Professor Brendan Crabb, the director of the Burnet Institute in Melbourne, shared a stark warning to anyone underestimating the new variant and urged Australians to remain cautious.

'Please stop. It's dangerous to imply that it may be a good thing to allow SARS-Cov-2 of any sort to circulate,' he tweeted on Tuesday. 

'It’s an unpredictable, still evolving new virus.'

Experts have warned Omicron is not a 'friendly mutant virus' and said the new Covid strain remains 'unpredictable' and 'dangerous'

Professor Brendan Crabb has shared a stark warning to anyone underestimating the new variant and urged Australians to remain cautious

The Omicron variant has spread to countries around the world after first being discovered by scientists in South Africa

Victoria's Chief Health Officer Brett Sutton echoed that sentiment on social media on Tuesday, saying scientists still don't know the impact of Omicron.

'There's been a lot said about this but the thing to really emphasise is that we are still in very early days of understanding this Variant of Concern, as WHO has designated it,' he posted to Twitter.

'It clearly seems to be out-competing the Delta variant in Southern Africa. This may be due to higher effectiveness in transmission, immune escape or (perhaps most likely) a bit of both. 

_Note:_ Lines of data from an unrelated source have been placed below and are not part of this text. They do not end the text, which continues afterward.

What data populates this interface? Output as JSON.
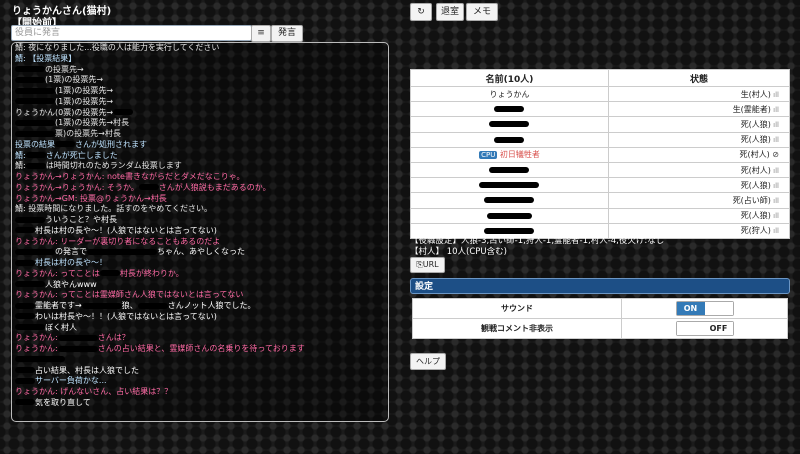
{
  "header": {
    "title": "りょうかんさん(猫村)",
    "state": "【開始前】"
  },
  "chat": {
    "placeholder": "役員に発言",
    "menu_icon": "≡",
    "say_label": "発言"
  },
  "log": [
    {
      "cls": "c-gm",
      "pre": "鯖: 夜になりました...役職の人は能力を実行してください",
      "r": 0,
      "post": ""
    },
    {
      "cls": "c-sys",
      "pre": "鯖: 【投票結果】",
      "r": 0,
      "post": ""
    },
    {
      "cls": "c-gm",
      "pre": "",
      "r": 30,
      "post": "の投票先→"
    },
    {
      "cls": "c-gm",
      "pre": "",
      "r": 30,
      "post": "(1票)の投票先→"
    },
    {
      "cls": "c-gm",
      "pre": "",
      "r": 40,
      "post": "(1票)の投票先→"
    },
    {
      "cls": "c-gm",
      "pre": "",
      "r": 40,
      "post": "(1票)の投票先→"
    },
    {
      "cls": "c-gm",
      "pre": "りょうかん(0票)の投票先→",
      "r": 20,
      "post": ""
    },
    {
      "cls": "c-gm",
      "pre": "",
      "r": 40,
      "post": "(1票)の投票先→村長"
    },
    {
      "cls": "c-gm",
      "pre": "",
      "r": 40,
      "post": "票)の投票先→村長"
    },
    {
      "cls": "c-sys",
      "pre": "投票の結果",
      "r": 20,
      "post": "さんが処刑されます"
    },
    {
      "cls": "c-sys",
      "pre": "鯖:",
      "r": 20,
      "post": "さんが死亡しました"
    },
    {
      "cls": "c-gm",
      "pre": "鯖:",
      "r": 20,
      "post": "は時間切れのためランダム投票します"
    },
    {
      "cls": "c-pink",
      "pre": "りょうかん→りょうかん: note書きながらだとダメだなこりゃ。",
      "r": 0,
      "post": ""
    },
    {
      "cls": "c-pink",
      "pre": "りょうかん→りょうかん: そうか。",
      "r": 20,
      "post": "さんが人狼説もまだあるのか。"
    },
    {
      "cls": "c-pink",
      "pre": "りょうかん→GM: 投票@りょうかん→村長",
      "r": 0,
      "post": ""
    },
    {
      "cls": "c-gm",
      "pre": "鯖: 投票時間になりました。話すのをやめてください。",
      "r": 0,
      "post": ""
    },
    {
      "cls": "c-say",
      "pre": "",
      "r": 30,
      "post": "ういうこと？や村長"
    },
    {
      "cls": "c-say",
      "pre": "",
      "r": 20,
      "post": "村長は村の長や～！(人狼ではないとは言ってない)"
    },
    {
      "cls": "c-pink",
      "pre": "りょうかん: リーダーが裏切り者になることもあるのだよ",
      "r": 0,
      "post": ""
    },
    {
      "cls": "c-say",
      "pre": "",
      "r": 40,
      "post": "の発言で",
      "r2": 70,
      "post2": "ちゃん、あやしくなった"
    },
    {
      "cls": "c-sys",
      "pre": "",
      "r": 20,
      "post": "村長は村の長や～！"
    },
    {
      "cls": "c-pink",
      "pre": "りょうかん: ってことは",
      "r": 20,
      "post": "村長が終わりか。"
    },
    {
      "cls": "c-say",
      "pre": "",
      "r": 30,
      "post": "人狼やんwww"
    },
    {
      "cls": "c-pink",
      "pre": "りょうかん: ってことは霊媒師さん人狼ではないとは言ってない",
      "r": 0,
      "post": ""
    },
    {
      "cls": "c-say",
      "pre": "",
      "r": 20,
      "post": "霊能者です→",
      "r2": 40,
      "post2": "狼、",
      "r3": 30,
      "post3": "さんノット人狼でした。"
    },
    {
      "cls": "c-say",
      "pre": "",
      "r": 20,
      "post": "わいは村長や～！！(人狼ではないとは言ってない)"
    },
    {
      "cls": "c-say",
      "pre": "",
      "r": 30,
      "post": "ぼく村人"
    },
    {
      "cls": "c-pink",
      "pre": "りょうかん:",
      "r": 40,
      "post": "さんは？"
    },
    {
      "cls": "c-pink",
      "pre": "りょうかん:",
      "r": 40,
      "post": "さんの占い結果と、霊媒師さんの名乗りを待っております"
    },
    {
      "cls": "c-say",
      "pre": "",
      "r": 50,
      "post": ""
    },
    {
      "cls": "c-say",
      "pre": "",
      "r": 20,
      "post": "占い結果、村長は人狼でした"
    },
    {
      "cls": "c-sys",
      "pre": "",
      "r": 20,
      "post": "サーバー負荷かな..."
    },
    {
      "cls": "c-pink",
      "pre": "りょうかん: げんないさん、占い結果は？？",
      "r": 0,
      "post": ""
    },
    {
      "cls": "c-say",
      "pre": "",
      "r": 20,
      "post": "気を取り直して"
    }
  ],
  "top_buttons": {
    "refresh_icon": "↻",
    "leave": "退室",
    "memo": "メモ"
  },
  "players": {
    "headers": [
      "名前(10人)",
      "状態"
    ],
    "rows": [
      {
        "name": "りょうかん",
        "status": "生(村人)",
        "icon": "signal",
        "redact": 0,
        "cpu": false
      },
      {
        "name": "",
        "status": "生(霊能者)",
        "icon": "signal",
        "redact": 30,
        "cpu": false
      },
      {
        "name": "",
        "status": "死(人狼)",
        "icon": "signal",
        "redact": 40,
        "cpu": false
      },
      {
        "name": "",
        "status": "死(人狼)",
        "icon": "signal",
        "redact": 30,
        "cpu": false
      },
      {
        "name": "初日犠牲者",
        "status": "死(村人)",
        "icon": "none",
        "redact": 0,
        "cpu": true,
        "cpu_label": "CPU"
      },
      {
        "name": "",
        "status": "死(村人)",
        "icon": "signal",
        "redact": 40,
        "cpu": false
      },
      {
        "name": "",
        "status": "死(人狼)",
        "icon": "signal",
        "redact": 60,
        "cpu": false
      },
      {
        "name": "",
        "status": "死(占い師)",
        "icon": "signal",
        "redact": 50,
        "cpu": false
      },
      {
        "name": "",
        "status": "死(人狼)",
        "icon": "signal",
        "redact": 45,
        "cpu": false
      },
      {
        "name": "",
        "status": "死(狩人)",
        "icon": "signal",
        "redact": 50,
        "cpu": false
      }
    ]
  },
  "info": {
    "roles": "【役職設定】人狼-3,占い師-1,狩人-1,霊能者-1,村人-4,役欠け:なし",
    "village": "【村人】 10人(CPU含む)",
    "url_label": "URL"
  },
  "settings": {
    "title": "設定",
    "sound_label": "サウンド",
    "sound_state": "ON",
    "spectator_label": "観戦コメント非表示",
    "spectator_state": "OFF"
  },
  "help_label": "ヘルプ"
}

In any case, that's a strong reason to watch it very closely and urgently understand more.' 

Australia currently has six known cases of Omicron, all in young and double-vaccinated residents

Victoria's Chief Health Officer Brett Sutton says doctors don't yet know the full impact of the Omicron strain and urged Australians to continue to follow health orders

Mr Sutton said there have been cases of Omicron recorded in Australia in people who were both double-vaxxed and had been infected with Covid in the past, but said there was no information to suggest that was a characteristic of the new strain.

'With so many mutations of the spike protein, immune escape is possible,' he said.

'Current vaccines are still likely to provide protection, but this is the biggest question to resolve - likely more known in coming weeks. Is it more severe? 

'Again, a lot said but no real indications at all at this stage. We shouldn't assume it's very mild, or more severe.'

He underlined the importance of being vaccinated and the need for booster shots for the public as the virus continues to mutate. 

'What we DO know, is that getting vaccinated is as important as ever, and that getting a BOOSTER is urgent. 

'Don't delay if you're already due. And importantly, there are many other things to do RIGHT NOW to reduce your risk, for this or any variant.' 

During a press conference on Tuesday morning, Chief Medical Officer Paul Kelly said doctors know the new strain, which is the most mutated so far, is 'transmissible' because it passed between hotel rooms in Hong Kong - but the severity is unknown.

But Health Minister Greg Hunt said the variant is 'manageable', adding: 'There may be milder symptoms associated with this variant but that's to be determined over the next two weeks.' 

 Travellers in the international arrivals hall of Sydney Airport on Tuesday. 'Australians can still leave, although I would urge you... to be carefully considering the Smartraveller advice,' Mr Morrison said

He hoped the border re-opening to students and skilled migrants will restart on December 15 after a two week pause.

'All of this is done on the presumption that we will recommence from 15 December but medical advice will guide our decision-making throughout,' he said. 

The decision to pause the re-opening was made after a mammoth four-hour national security cabinet meeting of federal ministers on Monday evening.

Professor Kelly said he called for a 'temporary pause' while more data is gathered over the next 14 days. 

'This is a temporary pause so we can get the information we need, but we are committed to continue to reopen. That is the advice and decisions that were made at the NSC last night,' he said.